The materials used in this sculpture are carefully chosen to emphasize its message. Porcelain, known for its delicate beauty and fragility, forms the structure of the wide-open mouth, highlighting the delicate balance between humanity and the natural world. Within this mouth, we find a juxtaposition of elements—Swarovski crystals, representing the allure of material wealth and consumption, alongside humble forest findings such as wood, moss, and bee hive fragments.

These forest findings are not mere embellishments; they serve as potent symbols of the natural world that sustains us. The wood speaks of the trees felled to make way for human progress, the moss represents the delicate ecosystems that are often overlooked, and the bee hive fragments remind us of the essential role pollinators play in our food chain. Placed within the gaping maw of the "king," these elements are swallowed whole, consumed by our insatiable appetite for more.

But amidst this portrayal of consumption and destruction, there is also a glimmer of hope. The very act of bringing elements from the nearby forest into this sculpture serves as a reminder of our connection to the natural world. It prompts us to reconsider our role as stewards of the Earth, rather than mere consumers.

In "The King is Eating," I invite you to contemplate the consequences of our actions and the choices we make as individuals and as a society. It is a call to action, urging us to reevaluate our relationship with nature and to strive for a more harmonious coexistence.

No Title

sculpture - folded aluminium and gold foil with sublichrom after the artist's paintings 


This is a sculpture from the series 'Dawn of Times,' initiated in 2012, where the use of gold leaf carries a profound symbolic meaning, intimately connected to light and objectification, notably through its link to nature as a raw material. Sublimated reproductions of her own oil paintings create a fusion of visual elements. Within this intimate space, a subtle dialogue between materials and concepts is woven. Each piece is an exploration of duality, capturing both fragility and strength, light and darkness, presence and absence.

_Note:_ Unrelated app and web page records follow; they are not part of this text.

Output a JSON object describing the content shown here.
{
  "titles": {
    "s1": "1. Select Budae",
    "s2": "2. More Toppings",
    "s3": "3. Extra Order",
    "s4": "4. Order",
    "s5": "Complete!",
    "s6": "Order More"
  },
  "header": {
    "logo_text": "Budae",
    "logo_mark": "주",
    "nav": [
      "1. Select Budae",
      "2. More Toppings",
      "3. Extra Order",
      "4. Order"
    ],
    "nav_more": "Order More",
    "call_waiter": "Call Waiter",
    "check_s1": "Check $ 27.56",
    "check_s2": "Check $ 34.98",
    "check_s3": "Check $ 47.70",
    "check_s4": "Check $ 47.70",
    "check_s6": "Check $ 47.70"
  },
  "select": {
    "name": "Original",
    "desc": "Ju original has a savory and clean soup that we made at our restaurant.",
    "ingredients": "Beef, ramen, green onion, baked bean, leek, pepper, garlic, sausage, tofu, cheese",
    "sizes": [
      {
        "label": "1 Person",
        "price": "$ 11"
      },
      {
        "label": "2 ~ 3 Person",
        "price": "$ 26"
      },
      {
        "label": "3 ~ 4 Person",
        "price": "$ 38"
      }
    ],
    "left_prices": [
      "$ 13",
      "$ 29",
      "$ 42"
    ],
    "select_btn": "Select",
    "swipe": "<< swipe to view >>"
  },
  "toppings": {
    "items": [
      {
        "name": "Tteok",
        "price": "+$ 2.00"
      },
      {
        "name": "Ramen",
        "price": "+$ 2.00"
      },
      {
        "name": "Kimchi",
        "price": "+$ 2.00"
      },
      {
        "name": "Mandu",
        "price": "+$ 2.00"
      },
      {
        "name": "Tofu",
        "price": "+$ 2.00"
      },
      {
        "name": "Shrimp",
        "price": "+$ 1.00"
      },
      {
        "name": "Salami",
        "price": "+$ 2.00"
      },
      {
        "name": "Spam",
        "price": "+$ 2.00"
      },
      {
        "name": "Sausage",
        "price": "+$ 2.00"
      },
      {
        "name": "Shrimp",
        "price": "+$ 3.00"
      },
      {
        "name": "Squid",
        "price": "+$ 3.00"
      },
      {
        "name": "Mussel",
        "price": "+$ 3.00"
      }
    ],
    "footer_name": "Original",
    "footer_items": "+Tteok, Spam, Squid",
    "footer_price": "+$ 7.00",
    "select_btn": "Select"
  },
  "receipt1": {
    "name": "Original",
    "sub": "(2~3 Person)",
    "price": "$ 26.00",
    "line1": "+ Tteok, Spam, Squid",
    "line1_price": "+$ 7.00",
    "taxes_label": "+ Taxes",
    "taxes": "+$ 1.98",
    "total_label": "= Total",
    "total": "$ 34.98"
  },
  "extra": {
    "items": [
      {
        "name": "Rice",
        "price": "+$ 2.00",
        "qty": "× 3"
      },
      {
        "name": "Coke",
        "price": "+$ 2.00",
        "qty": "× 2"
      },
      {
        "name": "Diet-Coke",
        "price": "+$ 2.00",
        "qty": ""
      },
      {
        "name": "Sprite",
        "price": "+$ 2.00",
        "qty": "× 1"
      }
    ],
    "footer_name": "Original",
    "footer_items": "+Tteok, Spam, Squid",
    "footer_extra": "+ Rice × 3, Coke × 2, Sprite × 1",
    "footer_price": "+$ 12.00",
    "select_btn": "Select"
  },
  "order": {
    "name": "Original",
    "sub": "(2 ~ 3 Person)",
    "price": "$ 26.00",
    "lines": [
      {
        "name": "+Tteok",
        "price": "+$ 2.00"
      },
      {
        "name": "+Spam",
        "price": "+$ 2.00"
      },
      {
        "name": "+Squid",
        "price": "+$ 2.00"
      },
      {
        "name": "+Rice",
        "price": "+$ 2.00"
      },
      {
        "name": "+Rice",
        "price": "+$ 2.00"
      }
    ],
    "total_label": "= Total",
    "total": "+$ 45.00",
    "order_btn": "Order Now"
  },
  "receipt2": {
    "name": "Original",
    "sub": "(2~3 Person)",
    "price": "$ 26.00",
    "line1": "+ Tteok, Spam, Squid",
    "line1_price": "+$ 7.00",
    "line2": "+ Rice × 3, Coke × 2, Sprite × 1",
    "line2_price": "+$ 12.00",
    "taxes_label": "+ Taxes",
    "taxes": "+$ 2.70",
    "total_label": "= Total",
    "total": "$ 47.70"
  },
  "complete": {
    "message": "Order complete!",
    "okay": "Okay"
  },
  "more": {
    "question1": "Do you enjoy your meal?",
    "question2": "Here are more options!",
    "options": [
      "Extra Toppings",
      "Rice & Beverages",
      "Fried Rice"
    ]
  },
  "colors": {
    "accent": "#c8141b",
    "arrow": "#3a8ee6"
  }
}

"The 'Dawn of Times' series deliberately transforms aesthetics into ecological activism. Furthermore, I see in its figures strangely modified by their gold leaf attire, echoes of the chryselephantine statues of Antiquity. (...)"


Ioana Vlasiu, art critic and historian

April 10 to October 15 2024
Manpai gallery, Bordeaux 



sculpture - folded aluminium

At first it was folded papers, thrown into a corner of my studio in the Art Academy, things I rejected, hidden, secret. Later it has developed into folded canvases, then rigidified to finally appear Stipendium, a polychrome sculpture in 2013. (proposed by the Ticolas Show room as permanent curation ) From there the choice was clear, aluminium foil, light enough to be hand bent. 

June 2017, Off Paris Hotel
July 2017 to January 2018 Saint James Hotel Bordeauxl